Marisa Arbona-Ruiz

Sometimes destiny seems to drop a little hint of goodness you could never imagine coming your way. For Cuban-born Aymée Nuviola and Puerto Rican-born Jeimy Osorio destiny played out to the tune of Celia Cruz.

Aymée Nuviola was a young singer with Pachito Alonso's orchestra when she met the legendary "Queen of Salsa" at a wedding in Mexico. It was a brief encounter that sparked an affinity between the two Afro-Cuban singers who were far from their homeland. Cruz offered up a little career advice and as she was leaving, took off her big, stone earrings and gave them to Nuviola.

At 36, Vicente García is a music legend in the making. The Dominican-born singer-songwriter is decidedly non-conventional, humble yet dynamic — and the higher his star rises, the tighter he grips onto his artistic freedom, aiming to evolve his musicality while staying grounded.

"It hasn't been easy," García says. "Labels and people in the industry just want to make you [follow] formulas, and I'm getting to that point that people know that I'm not doing it. People know who I am."

This year we mark our annual summer Latin music festival show with an accompanying deeper dive into the reason some of these festivals exist: lack of inclusion on the big summer festival stages.

Listen to the podcast and read how the Latinx community is dealing with representation in the music industry.

"¡De...spa ... cito!"

The song of the summer actually became the Song of the Year at the 18th annual Latin Grammy's held in Las Vegas on Thursday evening.

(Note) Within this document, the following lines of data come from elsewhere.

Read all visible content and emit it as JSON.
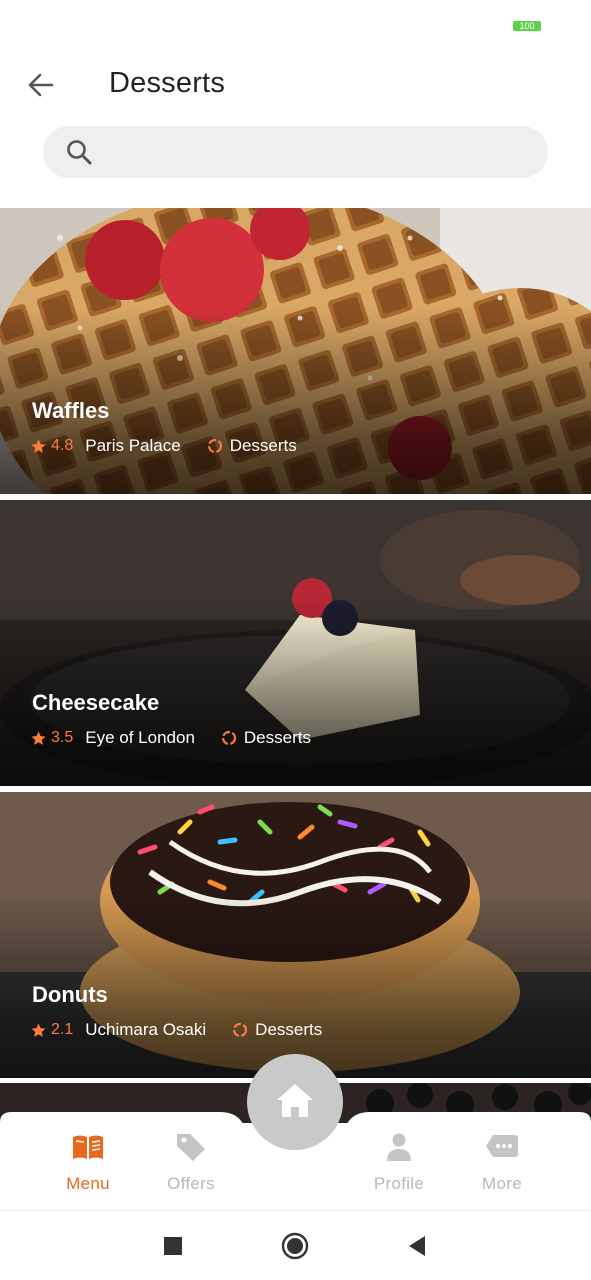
{
  "status": {
    "battery": "100"
  },
  "header": {
    "title": "Desserts"
  },
  "search": {
    "placeholder": "",
    "value": ""
  },
  "cards": [
    {
      "title": "Waffles",
      "rating": "4.8",
      "venue": "Paris Palace",
      "category": "Desserts"
    },
    {
      "title": "Cheesecake",
      "rating": "3.5",
      "venue": "Eye of London",
      "category": "Desserts"
    },
    {
      "title": "Donuts",
      "rating": "2.1",
      "venue": "Uchimara Osaki",
      "category": "Desserts"
    }
  ],
  "nav": {
    "menu": "Menu",
    "offers": "Offers",
    "profile": "Profile",
    "more": "More"
  },
  "icons": {
    "back": "arrow-left-icon",
    "search": "search-icon",
    "star": "star-icon",
    "category": "circle-dashed-icon",
    "menu": "book-icon",
    "offers": "tag-icon",
    "home": "home-icon",
    "profile": "person-icon",
    "more": "chat-dots-icon"
  },
  "colors": {
    "accent": "#e86a1e",
    "rating": "#ff7a3d",
    "inactive": "#b9b9b9"
  }
}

"Despacito" by Luis Fonsi and Daddy Yankee also picked up Record of the Year, Best Urban Fusion Performance and Best Short Term Video.